▸ **Dataset records**
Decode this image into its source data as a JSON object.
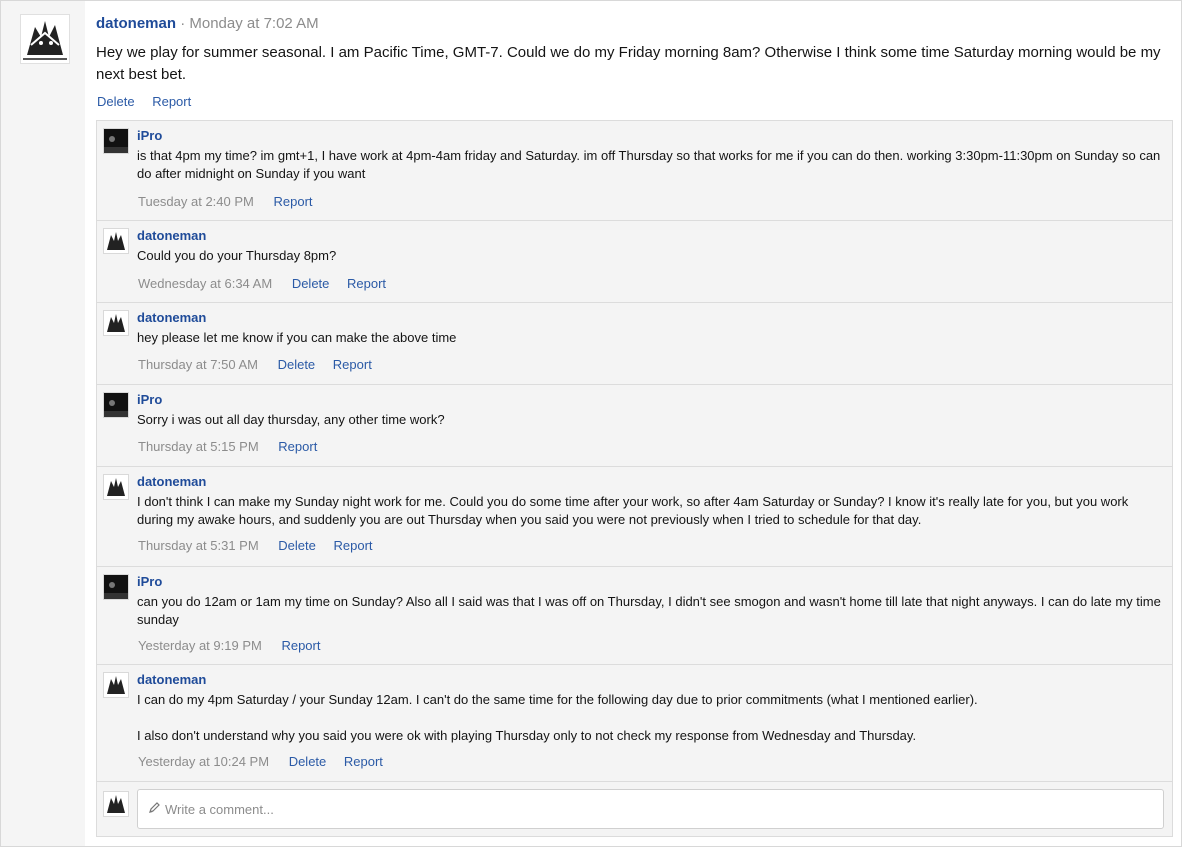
{
  "post": {
    "author": "datoneman",
    "separator": "·",
    "time": "Monday at 7:02 AM",
    "body": "Hey we play for summer seasonal. I am Pacific Time, GMT-7. Could we do my Friday morning 8am? Otherwise I think some time Saturday morning would be my next best bet.",
    "actions": {
      "delete": "Delete",
      "report": "Report"
    }
  },
  "comments": [
    {
      "author": "iPro",
      "text": "is that 4pm my time? im gmt+1, I have work at 4pm-4am friday and Saturday. im off Thursday so that works for me if you can do then. working 3:30pm-11:30pm on Sunday so can do after midnight on Sunday if you want",
      "time": "Tuesday at 2:40 PM",
      "report": "Report"
    },
    {
      "author": "datoneman",
      "text": "Could you do your Thursday 8pm?",
      "time": "Wednesday at 6:34 AM",
      "delete": "Delete",
      "report": "Report"
    },
    {
      "author": "datoneman",
      "text": "hey please let me know if you can make the above time",
      "time": "Thursday at 7:50 AM",
      "delete": "Delete",
      "report": "Report"
    },
    {
      "author": "iPro",
      "text": "Sorry i was out all day thursday, any other time work?",
      "time": "Thursday at 5:15 PM",
      "report": "Report"
    },
    {
      "author": "datoneman",
      "text": "I don't think I can make my Sunday night work for me. Could you do some time after your work, so after 4am Saturday or Sunday? I know it's really late for you, but you work during my awake hours, and suddenly you are out Thursday when you said you were not previously when I tried to schedule for that day.",
      "time": "Thursday at 5:31 PM",
      "delete": "Delete",
      "report": "Report"
    },
    {
      "author": "iPro",
      "text": "can you do 12am or 1am my time on Sunday? Also all I said was that I was off on Thursday, I didn't see smogon and wasn't home till late that night anyways. I can do late my time sunday",
      "time": "Yesterday at 9:19 PM",
      "report": "Report"
    },
    {
      "author": "datoneman",
      "text": "I can do my 4pm Saturday / your Sunday 12am. I can't do the same time for the following day due to prior commitments (what I mentioned earlier).\n\nI also don't understand why you said you were ok with playing Thursday only to not check my response from Wednesday and Thursday.",
      "time": "Yesterday at 10:24 PM",
      "delete": "Delete",
      "report": "Report"
    }
  ],
  "composer": {
    "placeholder": "Write a comment..."
  },
  "icons": {
    "pencil": "pencil-icon"
  }
}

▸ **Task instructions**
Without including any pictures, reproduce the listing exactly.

▸ **The answer**
Decode this image into its source data as a JSON object.
{
  "post": {
    "author": "datoneman",
    "separator": "·",
    "time": "Monday at 7:02 AM",
    "body": "Hey we play for summer seasonal. I am Pacific Time, GMT-7. Could we do my Friday morning 8am? Otherwise I think some time Saturday morning would be my next best bet.",
    "actions": {
      "delete": "Delete",
      "report": "Report"
    }
  },
  "comments": [
    {
      "author": "iPro",
      "text": "is that 4pm my time? im gmt+1, I have work at 4pm-4am friday and Saturday. im off Thursday so that works for me if you can do then. working 3:30pm-11:30pm on Sunday so can do after midnight on Sunday if you want",
      "time": "Tuesday at 2:40 PM",
      "report": "Report"
    },
    {
      "author": "datoneman",
      "text": "Could you do your Thursday 8pm?",
      "time": "Wednesday at 6:34 AM",
      "delete": "Delete",
      "report": "Report"
    },
    {
      "author": "datoneman",
      "text": "hey please let me know if you can make the above time",
      "time": "Thursday at 7:50 AM",
      "delete": "Delete",
      "report": "Report"
    },
    {
      "author": "iPro",
      "text": "Sorry i was out all day thursday, any other time work?",
      "time": "Thursday at 5:15 PM",
      "report": "Report"
    },
    {
      "author": "datoneman",
      "text": "I don't think I can make my Sunday night work for me. Could you do some time after your work, so after 4am Saturday or Sunday? I know it's really late for you, but you work during my awake hours, and suddenly you are out Thursday when you said you were not previously when I tried to schedule for that day.",
      "time": "Thursday at 5:31 PM",
      "delete": "Delete",
      "report": "Report"
    },
    {
      "author": "iPro",
      "text": "can you do 12am or 1am my time on Sunday? Also all I said was that I was off on Thursday, I didn't see smogon and wasn't home till late that night anyways. I can do late my time sunday",
      "time": "Yesterday at 9:19 PM",
      "report": "Report"
    },
    {
      "author": "datoneman",
      "text": "I can do my 4pm Saturday / your Sunday 12am. I can't do the same time for the following day due to prior commitments (what I mentioned earlier).\n\nI also don't understand why you said you were ok with playing Thursday only to not check my response from Wednesday and Thursday.",
      "time": "Yesterday at 10:24 PM",
      "delete": "Delete",
      "report": "Report"
    }
  ],
  "composer": {
    "placeholder": "Write a comment..."
  },
  "icons": {
    "pencil": "pencil-icon"
  }
}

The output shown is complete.